Castle Urquhart is located in the Scottish Highlands near Inverness on the western bank of Loch Ness.

This site attracts high volumes of tourist visitors as it provides an excellent platform for viewing Loch Ness and its elusive monster.This is a quality site with much to offer including a short, introductory film, refreshment facilities, gift shop and stunning views over the Loch.

There has been a fortification on the site for about 1500 years, dating back to Pictish times. Like the vast majority of surviving stone castles in the British Isles, Urquhart has its genesis in the 13th century. Initially under control of Alan Durward the castle was extended by the powerful Comyns after 1275. Subsequent milestones:
  • Oscillated between English and Scottish control during the 14th century Wars of Independence.
  • Post 1390, the threat came from the MacDonalds, Lords of the Isles in the West of Scotland.
  • Captured by the MacDonalds in 1452 but regained by the Scottish Crown four years later.
  • Plundered by MacDonald clansmen in 1544-5
  • Partly blown up by defenders at time of Jacobite uprising in 1689 to prevent opponents gaining advantage.
  • Subsequently a deteriorating and romantic ruin.
The facilities of this once great castle were extensive and included:
  • Ditch and drawbridge.
  • Gatehouse
  • Guard Room
  • Constable’s Lodging
  • Water Gate
  • Outer Close
  • Chapel
  • Great Hall
  • Inner Close
  • Grant Tower, as shown below. This is the most prominent feature and named after the Grant family who held the castle in the early 16th century.
The Grant Tower below attracts many visitors who climb the narrow stairs to the top to benefit from the stunning views over the loch.
  • Greyfriars Kirkyard (church yard), Edinburgh

East end of Greyfriars Kirk, Edinburgh, Scotland.

Greyfriars Kirk is located on the southern edge of Edinburgh’s Old Town..It is a Presbyterian church located close to the site of a former Roman Catholic, Franciscan convent from where the name ‘Grey Friars’ emanates.

Northern entrance to Greyfriars Kirk.
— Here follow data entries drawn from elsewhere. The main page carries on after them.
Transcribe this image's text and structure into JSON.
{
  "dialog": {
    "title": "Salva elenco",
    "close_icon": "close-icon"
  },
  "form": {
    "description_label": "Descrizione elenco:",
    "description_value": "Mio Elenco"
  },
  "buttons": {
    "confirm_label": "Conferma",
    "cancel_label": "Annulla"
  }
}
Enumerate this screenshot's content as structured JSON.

The origins of the church date to 1562 when Mary, Queen of Scots granted land for burials. Subsequent events summarised as follows:
  • Construction of the church had commenced by 1602 using stone recycled from the former convent nearby.
  • Church opened in 1620.
  • In 1638 Scotland’s National Covenant, a very important document, was presented and signed in front of the pulpit. This concerned the governance of the (national) Church in Scotland.
  • Used as a barracks by Cromwell’s forces during period 1650-1653.
  • Various structural changes and embellishments were effected.
  • The tower, used a gunpowder store, was accidentally blown up in 1718.
  • A new church was added on the building’s western side in the 18th century resulting in two discrete congregations.
  • The kirkyard was used to hold 1200 Covenanter prisoners in 1675 pending trail.
  • Extensive fire damage in 1845.
  • In the mid-19th century two radical innovations were introduced namely, musical accompaniment to singing and stained glass.
  • The ‘Greyfriars Bobby‘ story gained momentum after 1872.
  • In 1929 the hitherto separate congregations merged and dividing wall removed.
  • In 1979 the Greyfriars congregation merged with the nearby Highland Tolbooth St John’s subsequent to which services in Gaelic have been held on Sundays.
  •  Edinburgh Castle
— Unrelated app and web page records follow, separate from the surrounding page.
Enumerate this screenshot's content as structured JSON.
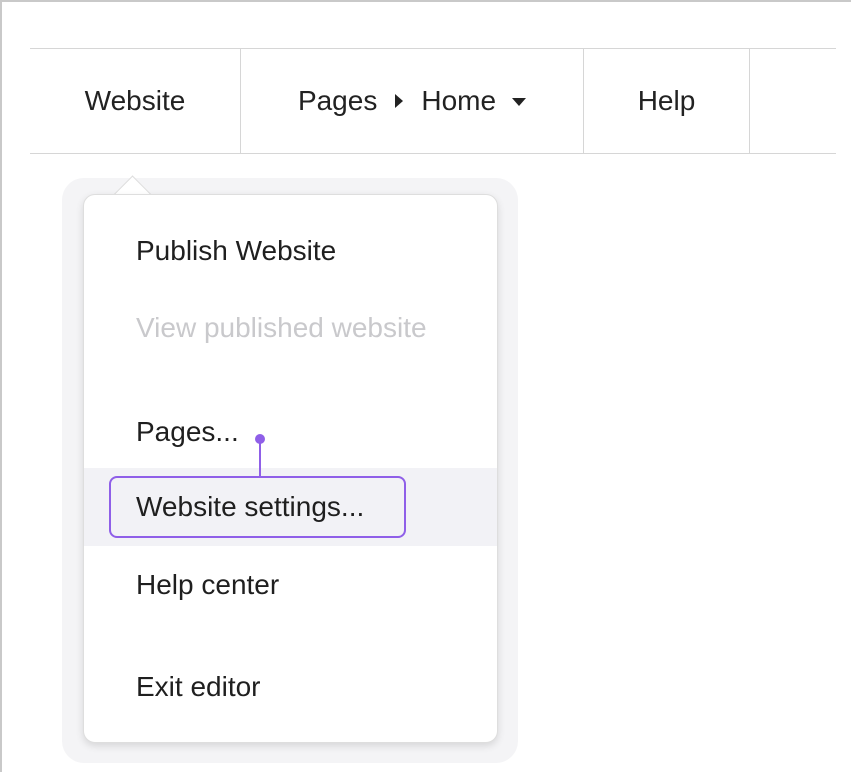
{
  "menubar": {
    "website_label": "Website",
    "pages_label": "Pages",
    "home_label": "Home",
    "help_label": "Help"
  },
  "dropdown": {
    "items": [
      {
        "label": "Publish Website",
        "enabled": true
      },
      {
        "label": "View published website",
        "enabled": false
      },
      {
        "label": "Pages...",
        "enabled": true
      },
      {
        "label": "Website settings...",
        "enabled": true,
        "highlighted": true
      },
      {
        "label": "Help center",
        "enabled": true
      },
      {
        "label": "Exit editor",
        "enabled": true
      }
    ]
  },
  "colors": {
    "highlight": "#8f5fe8",
    "disabled_text": "#c9c9cc",
    "hover_bg": "#f2f2f6"
  }
}
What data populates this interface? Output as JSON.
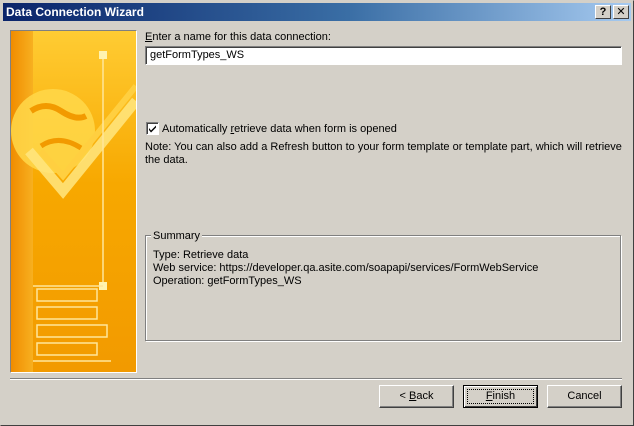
{
  "window": {
    "title": "Data Connection Wizard",
    "help_label": "?",
    "close_label": "✕"
  },
  "form": {
    "name_label_prefix": "",
    "name_label_accel": "E",
    "name_label_rest": "nter a name for this data connection:",
    "name_value": "getFormTypes_WS",
    "auto_checked": true,
    "auto_label_pre": "Automatically ",
    "auto_label_accel": "r",
    "auto_label_rest": "etrieve data when form is opened",
    "note": "Note: You can also add a Refresh button to your form template or template part, which will retrieve the data."
  },
  "summary": {
    "legend": "Summary",
    "type_line": "Type: Retrieve data",
    "service_line": "Web service: https://developer.qa.asite.com/soapapi/services/FormWebService",
    "operation_line": "Operation: getFormTypes_WS"
  },
  "buttons": {
    "back_prefix": "< ",
    "back_accel": "B",
    "back_rest": "ack",
    "finish_accel": "F",
    "finish_rest": "inish",
    "cancel": "Cancel"
  },
  "colors": {
    "title_bar_start": "#0a246a",
    "title_bar_end": "#a6caf0",
    "dialog_face": "#d4d0c8",
    "side_image_orange": "#f5a300",
    "side_image_yellow": "#ffd84a"
  },
  "icons": {
    "side_image": "decorative-wizard-banner",
    "check": "check-mark-icon"
  }
}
Edinburgh Castle sits atop a natural fortification in form of an ancient volcanic plug the elevation of which offers superb views over Edinburgh, Firth of Forth and other aspects of the local landscape. The castle changed hands many times during the Anglo-Scottish Wars of medieval times. Most of the castle buildings today date from the 16th and 17th centuries. The castle is particularly noted for:
  • It’s role as a venue for the annual Royal Edinburgh Military Tattoo during August.
  • The One o’Clock Gun.
  • A place of safekeeping for the Honours of Scotland (Crown Jewels).
  • As a repository for the Stone of Scone (Stone of Destiny).
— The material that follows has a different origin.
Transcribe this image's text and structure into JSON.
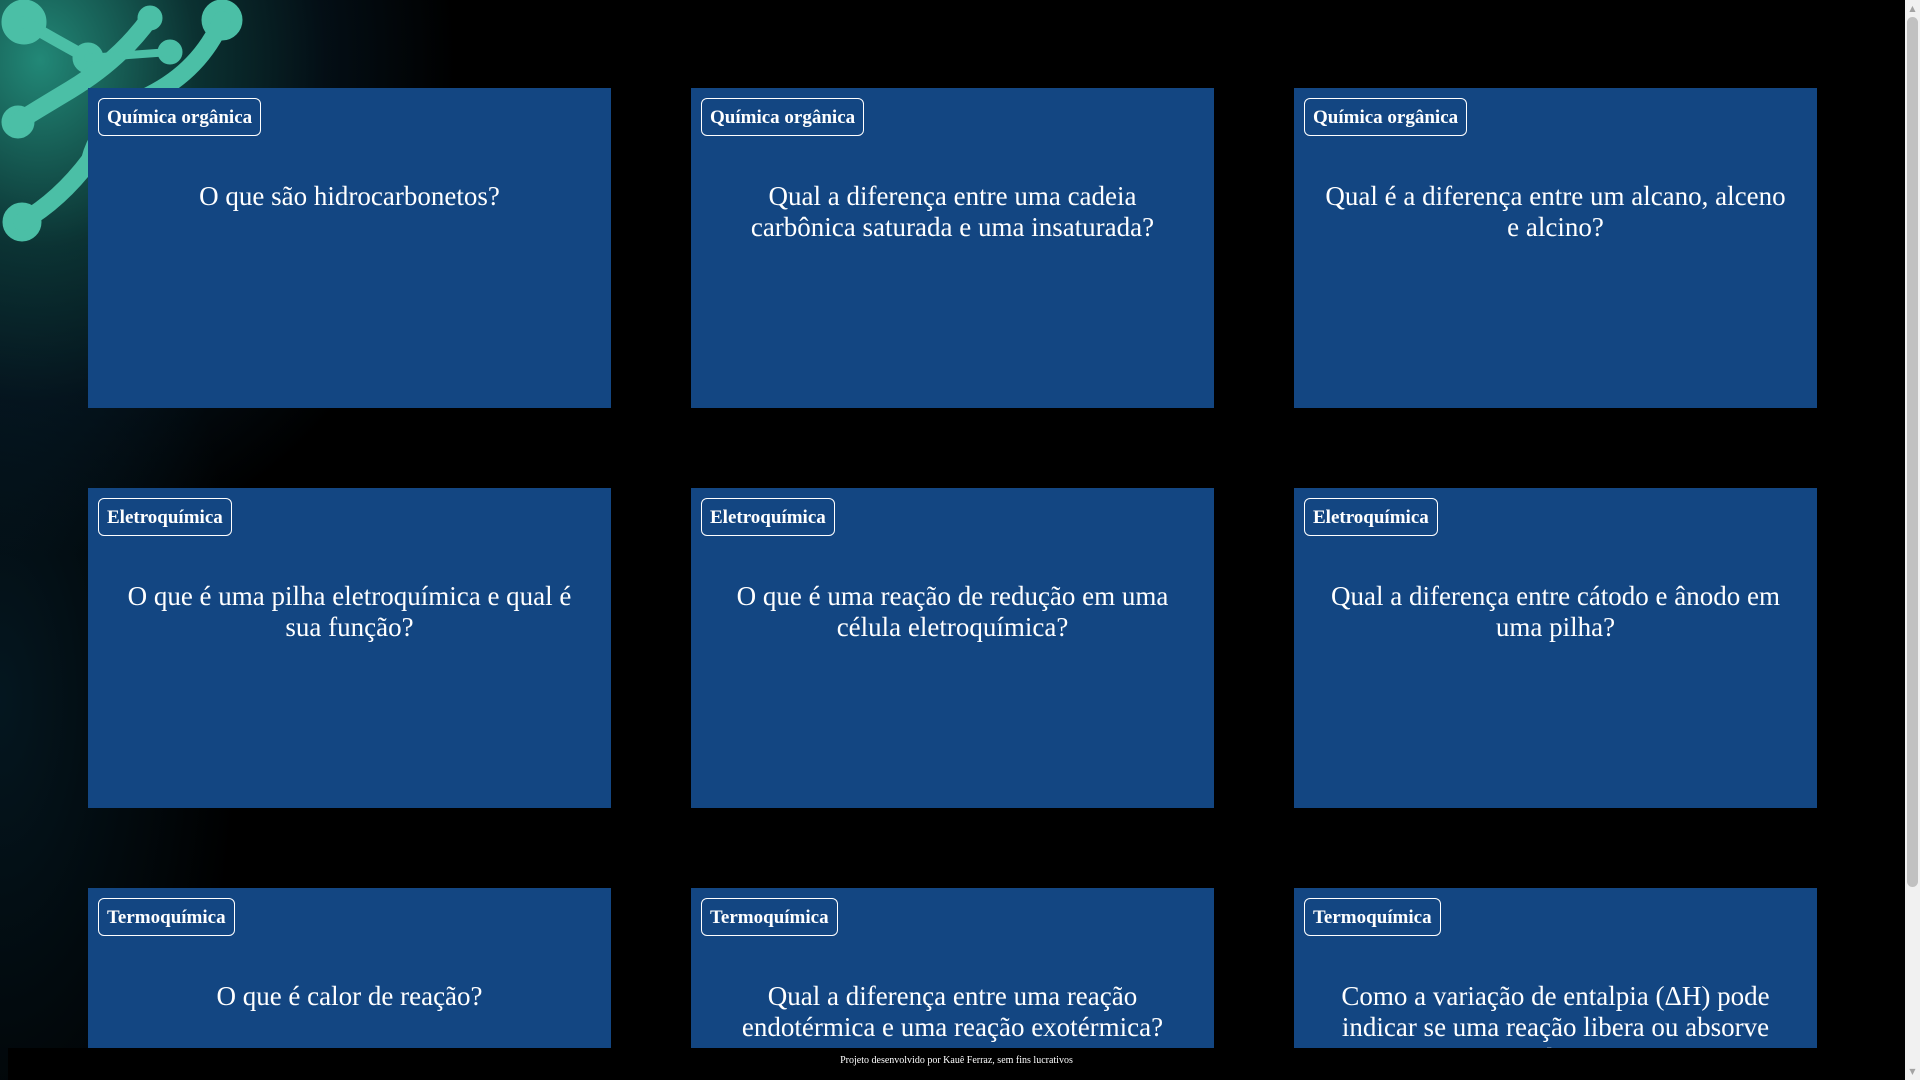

Popular posts from this blog

Reconstructed Roman Villa

Glen Quaich, one of Scotland's best backroads tour routes

Fort Augustus, a popular visitor site on southern tip of Loch Ness